As stated earlier in this guide, formatting your metadata properly is extremely important. Proper formatting ensures your descriptive metadata ends up in the final Archivematica-created METS file. Opening up your METS file and looking at the metadata in the <dmdSec> portion of the file (near the top) will show you if metadata import was successful. Take a look at the document You’ve Just Made an AIP: A Checklist (Permafrost users only) for more information.
Different metadata formats will show up in the METS file slightly differently. Dublin Core metadata will show up in the dmdSec section and is identified as MD Type = DC in the METS file, and the Dublin Core schema and other documents are linked from METS.
Above you can see some of the DC metadata added, such as the title and the subject.
Custom metadata will show up in the dmdSec section of the METS file as MDTYPE =”OTHER”
Above you can see “tree type” as a custom metadata field.
Rights metadata shows up in the <rightsMD> portion of the file (further down, you can do a search for “rightsMD” to find it).
Above you can see that metadata has been added about a statute: the jurisdiction is “Canada” and the citation is “that legislation”.
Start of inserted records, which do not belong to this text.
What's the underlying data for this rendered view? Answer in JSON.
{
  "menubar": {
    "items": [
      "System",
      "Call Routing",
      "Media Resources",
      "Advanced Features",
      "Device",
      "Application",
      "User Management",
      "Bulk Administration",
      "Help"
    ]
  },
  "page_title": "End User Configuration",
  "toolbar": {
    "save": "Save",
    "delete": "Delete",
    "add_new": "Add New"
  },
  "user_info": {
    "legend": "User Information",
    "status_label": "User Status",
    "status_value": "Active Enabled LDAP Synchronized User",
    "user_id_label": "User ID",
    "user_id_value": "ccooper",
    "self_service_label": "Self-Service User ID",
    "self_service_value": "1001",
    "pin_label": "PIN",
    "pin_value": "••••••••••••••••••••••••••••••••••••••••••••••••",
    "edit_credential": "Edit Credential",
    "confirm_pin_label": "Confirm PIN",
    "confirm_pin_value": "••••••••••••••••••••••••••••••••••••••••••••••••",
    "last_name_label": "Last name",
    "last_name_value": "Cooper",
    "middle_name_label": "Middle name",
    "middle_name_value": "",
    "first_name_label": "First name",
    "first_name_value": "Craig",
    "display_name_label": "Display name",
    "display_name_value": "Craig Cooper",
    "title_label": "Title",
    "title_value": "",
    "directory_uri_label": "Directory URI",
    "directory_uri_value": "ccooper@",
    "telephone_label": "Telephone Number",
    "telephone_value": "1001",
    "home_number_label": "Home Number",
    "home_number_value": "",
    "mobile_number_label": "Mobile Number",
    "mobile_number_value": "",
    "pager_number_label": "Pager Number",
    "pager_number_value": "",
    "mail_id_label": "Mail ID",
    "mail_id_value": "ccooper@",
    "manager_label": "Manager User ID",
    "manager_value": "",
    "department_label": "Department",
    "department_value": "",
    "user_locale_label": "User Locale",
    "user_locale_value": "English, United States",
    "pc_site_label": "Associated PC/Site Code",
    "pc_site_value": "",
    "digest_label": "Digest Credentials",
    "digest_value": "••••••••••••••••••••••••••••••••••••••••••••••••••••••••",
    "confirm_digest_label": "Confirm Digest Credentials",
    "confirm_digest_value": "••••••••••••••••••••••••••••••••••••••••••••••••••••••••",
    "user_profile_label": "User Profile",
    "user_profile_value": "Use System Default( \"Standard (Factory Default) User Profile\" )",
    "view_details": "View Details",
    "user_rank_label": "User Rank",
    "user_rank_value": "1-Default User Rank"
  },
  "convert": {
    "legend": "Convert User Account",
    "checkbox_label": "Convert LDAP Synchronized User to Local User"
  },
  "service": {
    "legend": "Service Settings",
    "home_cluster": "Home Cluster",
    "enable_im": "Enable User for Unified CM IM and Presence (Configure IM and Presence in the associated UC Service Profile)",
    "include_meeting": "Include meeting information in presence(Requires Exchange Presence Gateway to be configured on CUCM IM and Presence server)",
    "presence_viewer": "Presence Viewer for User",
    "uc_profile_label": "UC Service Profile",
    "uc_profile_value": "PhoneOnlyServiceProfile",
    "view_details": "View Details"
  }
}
Bag metadata will show up in the amdSec section of the METS file as pictured below:
If you are re-ingesting to add metadata to a previous transfer that did not include metadata, a new section will be added to the METS file where the previous metadata is described as “original”. If you are adding or updating metadata, a new section will be added to the METS file where the new metadata is described as “updated”.
Taking the time to inspect all your metadata in the METS file is important, as sometimes the tiniest mistake can cause the metadata to not be structured properly.